* **TASK DESCRIPTION**
Here the job is to copy the data exactly and to exclude every image from it.

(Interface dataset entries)
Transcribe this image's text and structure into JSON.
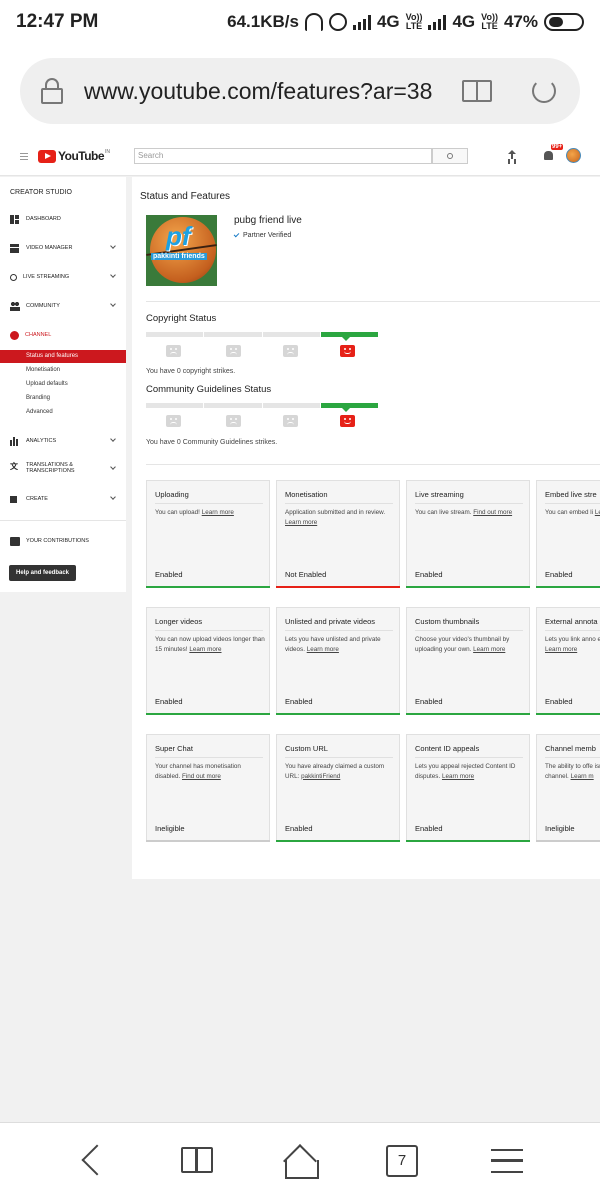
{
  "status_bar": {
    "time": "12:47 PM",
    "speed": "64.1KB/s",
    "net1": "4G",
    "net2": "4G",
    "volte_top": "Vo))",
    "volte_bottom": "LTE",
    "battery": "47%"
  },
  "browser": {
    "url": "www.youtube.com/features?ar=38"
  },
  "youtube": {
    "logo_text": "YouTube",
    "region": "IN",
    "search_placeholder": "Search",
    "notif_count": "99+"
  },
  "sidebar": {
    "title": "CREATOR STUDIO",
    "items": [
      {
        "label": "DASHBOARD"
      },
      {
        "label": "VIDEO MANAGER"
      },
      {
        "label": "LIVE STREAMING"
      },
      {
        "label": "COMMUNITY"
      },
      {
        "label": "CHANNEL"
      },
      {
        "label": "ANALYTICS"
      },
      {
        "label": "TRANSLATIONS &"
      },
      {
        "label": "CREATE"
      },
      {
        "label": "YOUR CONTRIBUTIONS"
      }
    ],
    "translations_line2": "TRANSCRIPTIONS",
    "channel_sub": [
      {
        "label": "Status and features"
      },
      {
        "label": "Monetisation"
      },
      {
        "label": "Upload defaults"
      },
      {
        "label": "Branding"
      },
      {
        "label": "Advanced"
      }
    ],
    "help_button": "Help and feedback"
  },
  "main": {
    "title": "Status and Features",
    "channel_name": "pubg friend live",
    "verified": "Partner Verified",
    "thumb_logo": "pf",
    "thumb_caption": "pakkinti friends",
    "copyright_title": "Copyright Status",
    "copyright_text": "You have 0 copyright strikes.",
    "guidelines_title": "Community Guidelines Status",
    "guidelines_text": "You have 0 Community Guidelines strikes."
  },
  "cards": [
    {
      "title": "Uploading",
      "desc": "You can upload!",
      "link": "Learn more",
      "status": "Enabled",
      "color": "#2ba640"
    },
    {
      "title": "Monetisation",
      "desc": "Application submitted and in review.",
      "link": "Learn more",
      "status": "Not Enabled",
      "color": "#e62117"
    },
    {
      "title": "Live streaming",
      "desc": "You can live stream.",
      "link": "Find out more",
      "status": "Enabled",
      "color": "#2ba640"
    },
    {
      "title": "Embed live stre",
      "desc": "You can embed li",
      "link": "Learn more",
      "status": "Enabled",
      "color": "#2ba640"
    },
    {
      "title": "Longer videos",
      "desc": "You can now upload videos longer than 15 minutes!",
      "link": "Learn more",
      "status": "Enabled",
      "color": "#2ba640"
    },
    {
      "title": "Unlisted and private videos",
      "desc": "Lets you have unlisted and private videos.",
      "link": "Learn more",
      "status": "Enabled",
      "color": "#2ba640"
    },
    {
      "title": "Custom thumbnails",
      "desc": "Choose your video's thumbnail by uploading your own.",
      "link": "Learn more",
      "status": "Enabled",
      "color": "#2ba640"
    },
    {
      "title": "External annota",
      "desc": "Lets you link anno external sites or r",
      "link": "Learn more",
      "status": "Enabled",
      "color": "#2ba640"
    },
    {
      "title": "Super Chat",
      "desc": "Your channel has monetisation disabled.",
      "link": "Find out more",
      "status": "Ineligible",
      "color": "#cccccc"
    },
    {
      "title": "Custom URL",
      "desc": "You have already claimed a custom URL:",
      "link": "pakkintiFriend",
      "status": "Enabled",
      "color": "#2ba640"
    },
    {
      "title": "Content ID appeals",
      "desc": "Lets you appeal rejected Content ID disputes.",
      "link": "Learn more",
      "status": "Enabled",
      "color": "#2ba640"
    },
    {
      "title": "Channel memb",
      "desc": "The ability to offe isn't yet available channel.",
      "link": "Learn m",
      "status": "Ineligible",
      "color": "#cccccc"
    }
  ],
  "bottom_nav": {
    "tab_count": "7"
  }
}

* **RESULT FOR THIS TASK**
Transcribe this image's text and structure into JSON.
{
  "status_bar": {
    "time": "12:47 PM",
    "speed": "64.1KB/s",
    "net1": "4G",
    "net2": "4G",
    "volte_top": "Vo))",
    "volte_bottom": "LTE",
    "battery": "47%"
  },
  "browser": {
    "url": "www.youtube.com/features?ar=38"
  },
  "youtube": {
    "logo_text": "YouTube",
    "region": "IN",
    "search_placeholder": "Search",
    "notif_count": "99+"
  },
  "sidebar": {
    "title": "CREATOR STUDIO",
    "items": [
      {
        "label": "DASHBOARD"
      },
      {
        "label": "VIDEO MANAGER"
      },
      {
        "label": "LIVE STREAMING"
      },
      {
        "label": "COMMUNITY"
      },
      {
        "label": "CHANNEL"
      },
      {
        "label": "ANALYTICS"
      },
      {
        "label": "TRANSLATIONS &"
      },
      {
        "label": "CREATE"
      },
      {
        "label": "YOUR CONTRIBUTIONS"
      }
    ],
    "translations_line2": "TRANSCRIPTIONS",
    "channel_sub": [
      {
        "label": "Status and features"
      },
      {
        "label": "Monetisation"
      },
      {
        "label": "Upload defaults"
      },
      {
        "label": "Branding"
      },
      {
        "label": "Advanced"
      }
    ],
    "help_button": "Help and feedback"
  },
  "main": {
    "title": "Status and Features",
    "channel_name": "pubg friend live",
    "verified": "Partner Verified",
    "thumb_logo": "pf",
    "thumb_caption": "pakkinti friends",
    "copyright_title": "Copyright Status",
    "copyright_text": "You have 0 copyright strikes.",
    "guidelines_title": "Community Guidelines Status",
    "guidelines_text": "You have 0 Community Guidelines strikes."
  },
  "cards": [
    {
      "title": "Uploading",
      "desc": "You can upload!",
      "link": "Learn more",
      "status": "Enabled",
      "color": "#2ba640"
    },
    {
      "title": "Monetisation",
      "desc": "Application submitted and in review.",
      "link": "Learn more",
      "status": "Not Enabled",
      "color": "#e62117"
    },
    {
      "title": "Live streaming",
      "desc": "You can live stream.",
      "link": "Find out more",
      "status": "Enabled",
      "color": "#2ba640"
    },
    {
      "title": "Embed live stre",
      "desc": "You can embed li",
      "link": "Learn more",
      "status": "Enabled",
      "color": "#2ba640"
    },
    {
      "title": "Longer videos",
      "desc": "You can now upload videos longer than 15 minutes!",
      "link": "Learn more",
      "status": "Enabled",
      "color": "#2ba640"
    },
    {
      "title": "Unlisted and private videos",
      "desc": "Lets you have unlisted and private videos.",
      "link": "Learn more",
      "status": "Enabled",
      "color": "#2ba640"
    },
    {
      "title": "Custom thumbnails",
      "desc": "Choose your video's thumbnail by uploading your own.",
      "link": "Learn more",
      "status": "Enabled",
      "color": "#2ba640"
    },
    {
      "title": "External annota",
      "desc": "Lets you link anno external sites or r",
      "link": "Learn more",
      "status": "Enabled",
      "color": "#2ba640"
    },
    {
      "title": "Super Chat",
      "desc": "Your channel has monetisation disabled.",
      "link": "Find out more",
      "status": "Ineligible",
      "color": "#cccccc"
    },
    {
      "title": "Custom URL",
      "desc": "You have already claimed a custom URL:",
      "link": "pakkintiFriend",
      "status": "Enabled",
      "color": "#2ba640"
    },
    {
      "title": "Content ID appeals",
      "desc": "Lets you appeal rejected Content ID disputes.",
      "link": "Learn more",
      "status": "Enabled",
      "color": "#2ba640"
    },
    {
      "title": "Channel memb",
      "desc": "The ability to offe isn't yet available channel.",
      "link": "Learn m",
      "status": "Ineligible",
      "color": "#cccccc"
    }
  ],
  "bottom_nav": {
    "tab_count": "7"
  }
}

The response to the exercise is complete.